TASK GOAL: From the entries below, say how many lines carry the word "crimeprediction", and give nothing but the number.

----

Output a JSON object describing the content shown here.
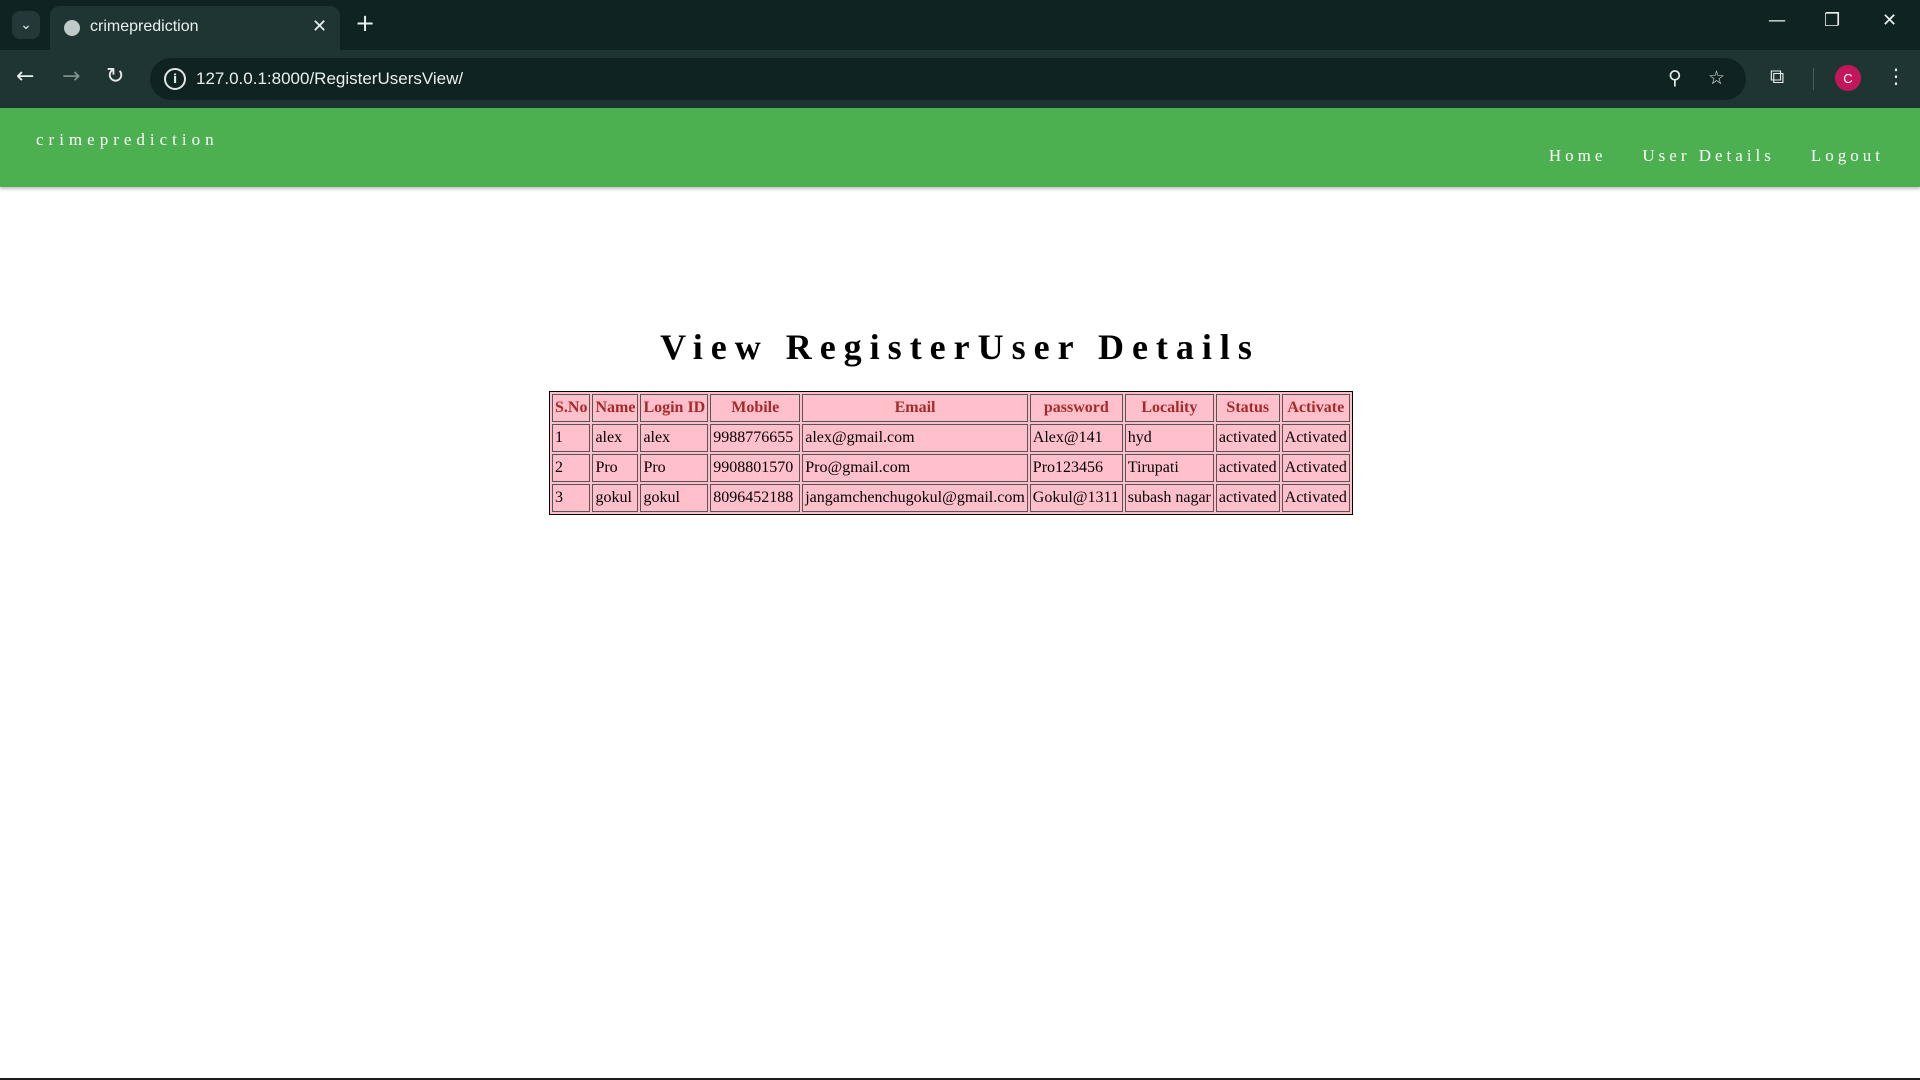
{
  "browser": {
    "tab_title": "crimeprediction",
    "url": "127.0.0.1:8000/RegisterUsersView/",
    "profile_initial": "C"
  },
  "header": {
    "brand": "crimeprediction",
    "nav": [
      "Home",
      "User Details",
      "Logout"
    ]
  },
  "main": {
    "title": "View RegisterUser Details",
    "table": {
      "columns": [
        "S.No",
        "Name",
        "Login ID",
        "Mobile",
        "Email",
        "password",
        "Locality",
        "Status",
        "Activate"
      ],
      "rows": [
        [
          "1",
          "alex",
          "alex",
          "9988776655",
          "alex@gmail.com",
          "Alex@141",
          "hyd",
          "activated",
          "Activated"
        ],
        [
          "2",
          "Pro",
          "Pro",
          "9908801570",
          "Pro@gmail.com",
          "Pro123456",
          "Tirupati",
          "activated",
          "Activated"
        ],
        [
          "3",
          "gokul",
          "gokul",
          "8096452188",
          "jangamchenchugokul@gmail.com",
          "Gokul@1311",
          "subash nagar",
          "activated",
          "Activated"
        ]
      ]
    }
  },
  "colors": {
    "header_bg": "#4caf50",
    "table_bg": "#ffc0cb",
    "header_text": "#a52a2a"
  }
}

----

ANSWER TO THIS EXERCISE: 2